### Work instruction:
Retrieve each line that contains the word "Buscar" from the entries below.

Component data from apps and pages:
^^^^
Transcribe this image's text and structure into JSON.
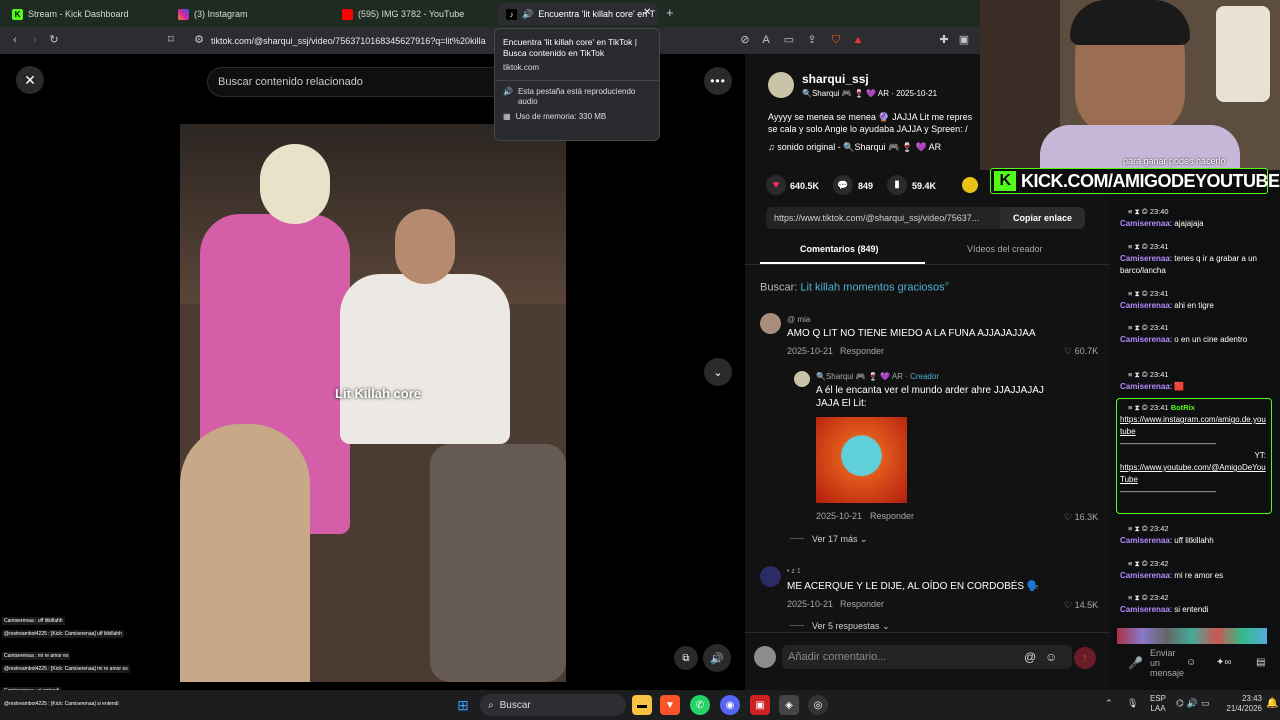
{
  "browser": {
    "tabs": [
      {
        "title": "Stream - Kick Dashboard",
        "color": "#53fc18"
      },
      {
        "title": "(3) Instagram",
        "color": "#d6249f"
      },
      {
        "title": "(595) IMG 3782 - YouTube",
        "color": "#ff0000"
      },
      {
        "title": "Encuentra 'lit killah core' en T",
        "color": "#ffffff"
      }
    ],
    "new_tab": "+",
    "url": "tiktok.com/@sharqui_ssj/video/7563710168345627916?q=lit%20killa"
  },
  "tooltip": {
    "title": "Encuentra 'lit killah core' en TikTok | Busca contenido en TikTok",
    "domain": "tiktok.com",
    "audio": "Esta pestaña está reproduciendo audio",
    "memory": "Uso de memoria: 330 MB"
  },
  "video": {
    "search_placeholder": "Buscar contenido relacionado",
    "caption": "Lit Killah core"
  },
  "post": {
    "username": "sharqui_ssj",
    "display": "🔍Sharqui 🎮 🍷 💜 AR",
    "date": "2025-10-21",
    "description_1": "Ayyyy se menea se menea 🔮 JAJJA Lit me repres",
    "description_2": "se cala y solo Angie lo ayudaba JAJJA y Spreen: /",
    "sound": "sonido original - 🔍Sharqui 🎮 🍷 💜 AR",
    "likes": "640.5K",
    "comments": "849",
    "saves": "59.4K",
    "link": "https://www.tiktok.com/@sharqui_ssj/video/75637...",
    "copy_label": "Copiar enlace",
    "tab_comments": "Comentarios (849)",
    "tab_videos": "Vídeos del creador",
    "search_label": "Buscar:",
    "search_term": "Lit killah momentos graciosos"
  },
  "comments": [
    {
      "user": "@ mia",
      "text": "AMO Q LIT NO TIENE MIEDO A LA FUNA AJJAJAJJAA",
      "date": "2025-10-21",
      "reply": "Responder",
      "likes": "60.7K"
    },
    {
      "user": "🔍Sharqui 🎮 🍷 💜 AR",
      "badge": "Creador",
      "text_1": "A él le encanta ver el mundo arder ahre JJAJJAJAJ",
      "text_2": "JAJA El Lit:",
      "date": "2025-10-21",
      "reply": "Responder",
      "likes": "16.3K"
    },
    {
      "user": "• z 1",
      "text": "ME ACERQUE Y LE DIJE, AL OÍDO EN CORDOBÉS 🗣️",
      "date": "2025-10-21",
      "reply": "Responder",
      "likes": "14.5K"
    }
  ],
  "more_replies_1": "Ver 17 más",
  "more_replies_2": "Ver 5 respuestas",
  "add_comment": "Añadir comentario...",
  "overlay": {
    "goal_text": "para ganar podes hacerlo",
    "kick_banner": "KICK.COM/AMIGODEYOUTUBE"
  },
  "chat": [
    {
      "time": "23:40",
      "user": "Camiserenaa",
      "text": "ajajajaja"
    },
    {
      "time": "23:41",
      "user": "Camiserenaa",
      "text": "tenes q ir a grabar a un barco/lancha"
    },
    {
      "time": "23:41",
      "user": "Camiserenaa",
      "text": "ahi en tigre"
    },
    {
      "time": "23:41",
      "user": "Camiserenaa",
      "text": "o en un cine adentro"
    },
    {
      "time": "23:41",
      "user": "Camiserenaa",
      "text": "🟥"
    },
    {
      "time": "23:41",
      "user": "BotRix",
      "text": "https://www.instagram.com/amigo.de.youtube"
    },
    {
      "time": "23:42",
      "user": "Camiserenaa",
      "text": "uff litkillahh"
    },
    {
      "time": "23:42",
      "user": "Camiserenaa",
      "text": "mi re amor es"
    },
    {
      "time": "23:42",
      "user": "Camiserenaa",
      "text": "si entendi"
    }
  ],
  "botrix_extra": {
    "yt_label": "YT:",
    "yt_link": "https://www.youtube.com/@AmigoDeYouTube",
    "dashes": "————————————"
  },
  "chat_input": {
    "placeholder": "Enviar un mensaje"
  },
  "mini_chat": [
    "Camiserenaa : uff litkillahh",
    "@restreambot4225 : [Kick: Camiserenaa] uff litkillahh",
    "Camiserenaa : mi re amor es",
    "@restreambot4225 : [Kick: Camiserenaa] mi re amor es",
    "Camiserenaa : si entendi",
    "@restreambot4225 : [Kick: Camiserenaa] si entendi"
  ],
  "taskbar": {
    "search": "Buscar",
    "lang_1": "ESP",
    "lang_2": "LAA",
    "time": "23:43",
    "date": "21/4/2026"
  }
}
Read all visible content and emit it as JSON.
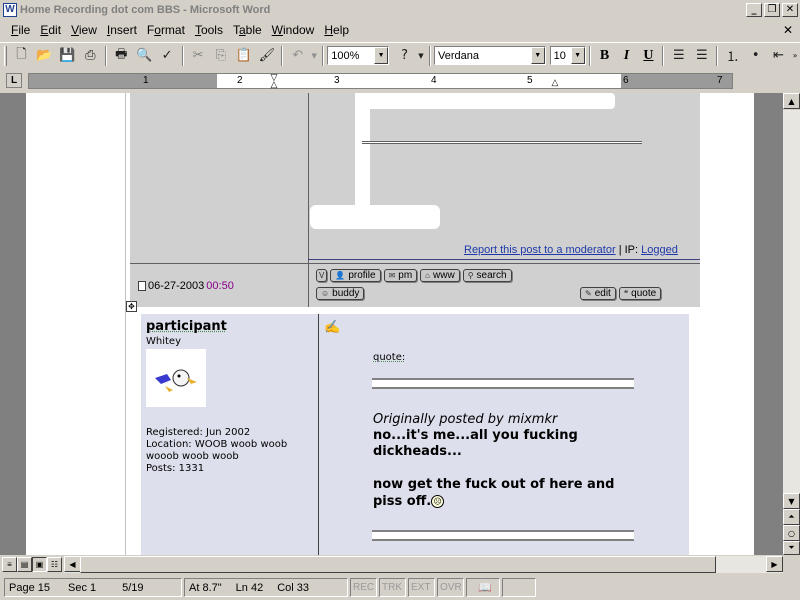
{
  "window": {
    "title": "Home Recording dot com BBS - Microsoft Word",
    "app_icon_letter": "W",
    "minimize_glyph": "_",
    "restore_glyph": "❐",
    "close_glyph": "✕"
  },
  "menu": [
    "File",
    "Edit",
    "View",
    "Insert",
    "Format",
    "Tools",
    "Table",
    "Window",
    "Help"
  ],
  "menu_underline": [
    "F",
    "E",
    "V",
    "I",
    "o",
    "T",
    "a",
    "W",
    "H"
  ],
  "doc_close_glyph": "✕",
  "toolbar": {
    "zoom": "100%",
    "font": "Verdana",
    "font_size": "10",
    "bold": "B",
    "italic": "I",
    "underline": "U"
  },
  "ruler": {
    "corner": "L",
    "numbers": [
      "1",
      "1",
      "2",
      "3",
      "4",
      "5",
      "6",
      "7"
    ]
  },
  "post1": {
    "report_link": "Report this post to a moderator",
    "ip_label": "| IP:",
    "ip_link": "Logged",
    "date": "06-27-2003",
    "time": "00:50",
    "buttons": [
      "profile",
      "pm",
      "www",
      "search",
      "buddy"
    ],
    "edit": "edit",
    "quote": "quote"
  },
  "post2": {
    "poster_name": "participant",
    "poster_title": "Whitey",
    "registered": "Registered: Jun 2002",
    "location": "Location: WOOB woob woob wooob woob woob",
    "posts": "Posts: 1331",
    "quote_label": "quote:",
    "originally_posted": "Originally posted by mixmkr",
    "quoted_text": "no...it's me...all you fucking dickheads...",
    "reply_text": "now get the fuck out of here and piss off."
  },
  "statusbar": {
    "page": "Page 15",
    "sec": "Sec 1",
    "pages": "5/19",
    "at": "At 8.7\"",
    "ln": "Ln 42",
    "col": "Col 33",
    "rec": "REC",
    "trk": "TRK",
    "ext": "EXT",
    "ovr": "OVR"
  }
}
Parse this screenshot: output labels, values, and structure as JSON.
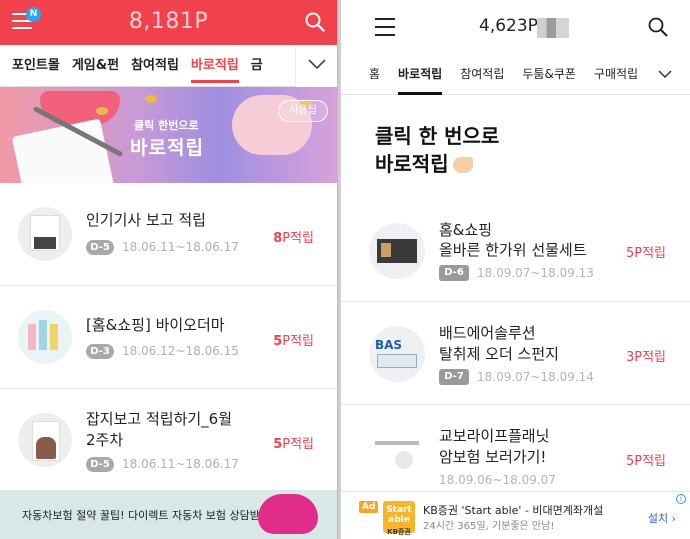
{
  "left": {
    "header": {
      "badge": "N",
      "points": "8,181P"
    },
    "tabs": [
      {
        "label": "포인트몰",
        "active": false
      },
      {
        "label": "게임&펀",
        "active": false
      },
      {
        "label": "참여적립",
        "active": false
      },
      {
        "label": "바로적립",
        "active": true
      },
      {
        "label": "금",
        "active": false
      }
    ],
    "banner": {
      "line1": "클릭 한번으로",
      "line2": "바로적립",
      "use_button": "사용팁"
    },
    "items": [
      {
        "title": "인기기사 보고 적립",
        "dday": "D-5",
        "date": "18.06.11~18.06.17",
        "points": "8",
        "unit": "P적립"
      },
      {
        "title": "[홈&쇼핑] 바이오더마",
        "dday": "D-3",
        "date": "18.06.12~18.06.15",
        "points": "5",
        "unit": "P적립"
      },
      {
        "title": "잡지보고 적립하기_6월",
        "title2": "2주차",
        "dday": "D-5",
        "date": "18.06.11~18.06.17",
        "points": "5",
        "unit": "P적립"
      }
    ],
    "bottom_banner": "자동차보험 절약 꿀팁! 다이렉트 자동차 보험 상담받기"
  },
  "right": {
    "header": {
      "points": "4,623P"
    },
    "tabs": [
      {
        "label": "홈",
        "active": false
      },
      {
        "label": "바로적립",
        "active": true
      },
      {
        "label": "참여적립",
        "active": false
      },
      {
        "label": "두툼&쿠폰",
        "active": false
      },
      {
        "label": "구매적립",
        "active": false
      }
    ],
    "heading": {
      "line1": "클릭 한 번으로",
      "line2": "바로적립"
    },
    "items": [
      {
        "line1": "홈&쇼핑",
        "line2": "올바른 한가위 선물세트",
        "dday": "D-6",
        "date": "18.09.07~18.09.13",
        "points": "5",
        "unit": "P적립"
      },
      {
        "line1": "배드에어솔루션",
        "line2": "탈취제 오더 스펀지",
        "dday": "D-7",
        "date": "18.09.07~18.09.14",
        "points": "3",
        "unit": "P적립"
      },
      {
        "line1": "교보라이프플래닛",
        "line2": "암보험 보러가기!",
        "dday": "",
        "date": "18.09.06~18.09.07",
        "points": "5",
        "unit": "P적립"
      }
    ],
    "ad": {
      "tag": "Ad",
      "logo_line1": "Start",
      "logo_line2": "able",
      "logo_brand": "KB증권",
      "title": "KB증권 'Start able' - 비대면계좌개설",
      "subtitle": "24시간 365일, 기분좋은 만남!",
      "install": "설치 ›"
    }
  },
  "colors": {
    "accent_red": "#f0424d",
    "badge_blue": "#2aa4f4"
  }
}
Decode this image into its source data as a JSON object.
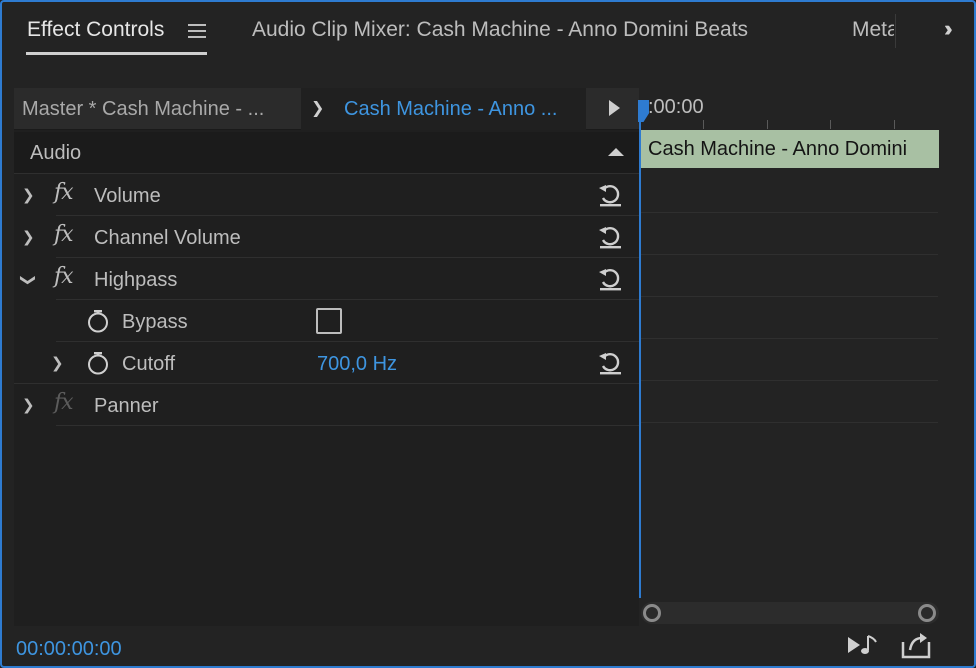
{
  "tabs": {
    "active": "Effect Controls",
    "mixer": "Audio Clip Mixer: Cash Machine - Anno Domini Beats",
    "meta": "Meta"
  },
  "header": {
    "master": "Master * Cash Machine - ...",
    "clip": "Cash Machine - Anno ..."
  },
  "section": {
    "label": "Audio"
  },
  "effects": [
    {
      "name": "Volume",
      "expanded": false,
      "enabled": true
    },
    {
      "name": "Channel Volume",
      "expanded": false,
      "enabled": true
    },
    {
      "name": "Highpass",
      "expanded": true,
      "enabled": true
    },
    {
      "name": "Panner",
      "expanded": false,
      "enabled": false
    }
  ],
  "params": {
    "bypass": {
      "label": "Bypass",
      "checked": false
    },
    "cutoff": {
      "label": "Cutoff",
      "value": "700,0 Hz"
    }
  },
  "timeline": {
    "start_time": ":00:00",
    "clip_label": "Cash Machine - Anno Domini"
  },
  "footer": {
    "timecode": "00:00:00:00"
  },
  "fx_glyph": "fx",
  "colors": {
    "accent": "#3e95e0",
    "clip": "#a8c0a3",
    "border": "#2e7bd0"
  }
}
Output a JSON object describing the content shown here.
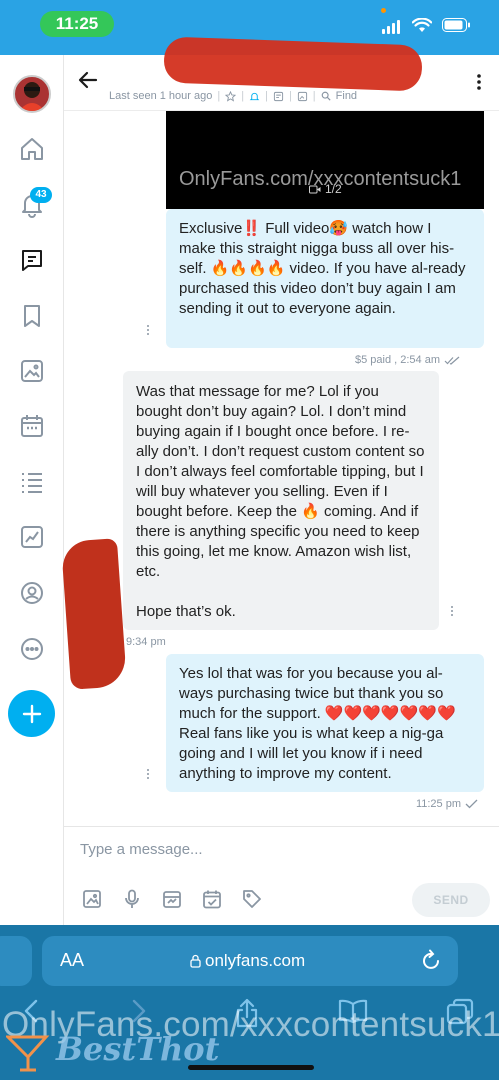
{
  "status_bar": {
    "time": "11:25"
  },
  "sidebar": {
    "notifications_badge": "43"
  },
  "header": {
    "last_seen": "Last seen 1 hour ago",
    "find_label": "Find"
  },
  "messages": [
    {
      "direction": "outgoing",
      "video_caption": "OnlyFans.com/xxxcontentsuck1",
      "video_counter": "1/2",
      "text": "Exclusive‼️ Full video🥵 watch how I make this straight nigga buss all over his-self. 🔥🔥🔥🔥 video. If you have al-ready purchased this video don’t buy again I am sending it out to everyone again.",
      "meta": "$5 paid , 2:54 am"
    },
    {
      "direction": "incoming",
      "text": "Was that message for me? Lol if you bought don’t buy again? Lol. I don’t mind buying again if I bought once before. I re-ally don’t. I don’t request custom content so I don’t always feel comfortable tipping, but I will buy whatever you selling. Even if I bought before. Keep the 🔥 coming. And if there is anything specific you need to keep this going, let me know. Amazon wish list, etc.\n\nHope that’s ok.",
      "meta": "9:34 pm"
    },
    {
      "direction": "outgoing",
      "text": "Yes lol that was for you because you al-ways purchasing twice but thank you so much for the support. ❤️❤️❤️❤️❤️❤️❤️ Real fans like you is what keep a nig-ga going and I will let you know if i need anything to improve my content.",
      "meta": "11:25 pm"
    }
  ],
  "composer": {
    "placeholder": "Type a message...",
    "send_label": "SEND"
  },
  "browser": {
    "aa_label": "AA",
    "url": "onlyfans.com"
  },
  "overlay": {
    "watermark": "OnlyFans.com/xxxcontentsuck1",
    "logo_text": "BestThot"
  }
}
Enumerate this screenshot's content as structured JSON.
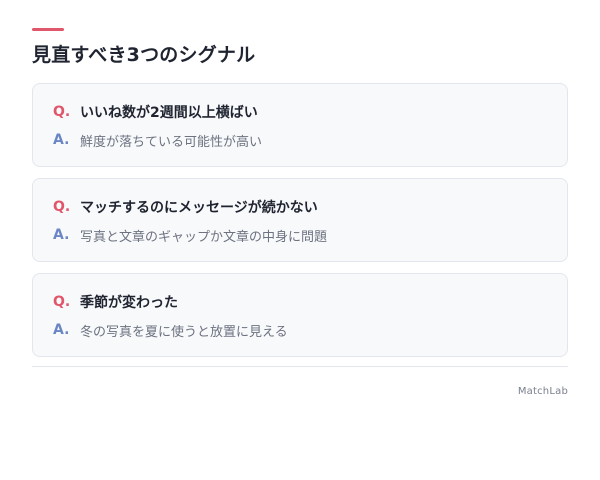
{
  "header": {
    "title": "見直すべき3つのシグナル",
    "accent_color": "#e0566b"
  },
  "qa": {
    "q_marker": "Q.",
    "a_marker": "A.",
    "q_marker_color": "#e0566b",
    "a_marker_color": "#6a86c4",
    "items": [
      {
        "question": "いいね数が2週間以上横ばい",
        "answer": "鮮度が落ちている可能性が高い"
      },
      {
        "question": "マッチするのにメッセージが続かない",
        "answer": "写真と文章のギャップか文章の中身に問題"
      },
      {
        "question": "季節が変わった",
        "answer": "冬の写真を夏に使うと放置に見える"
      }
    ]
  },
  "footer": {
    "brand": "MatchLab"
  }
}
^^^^
### Solution:
    "search_placeholder": "Buscar contenido relacionado",
    "search_label": "Buscar:",
    "search": "Buscar",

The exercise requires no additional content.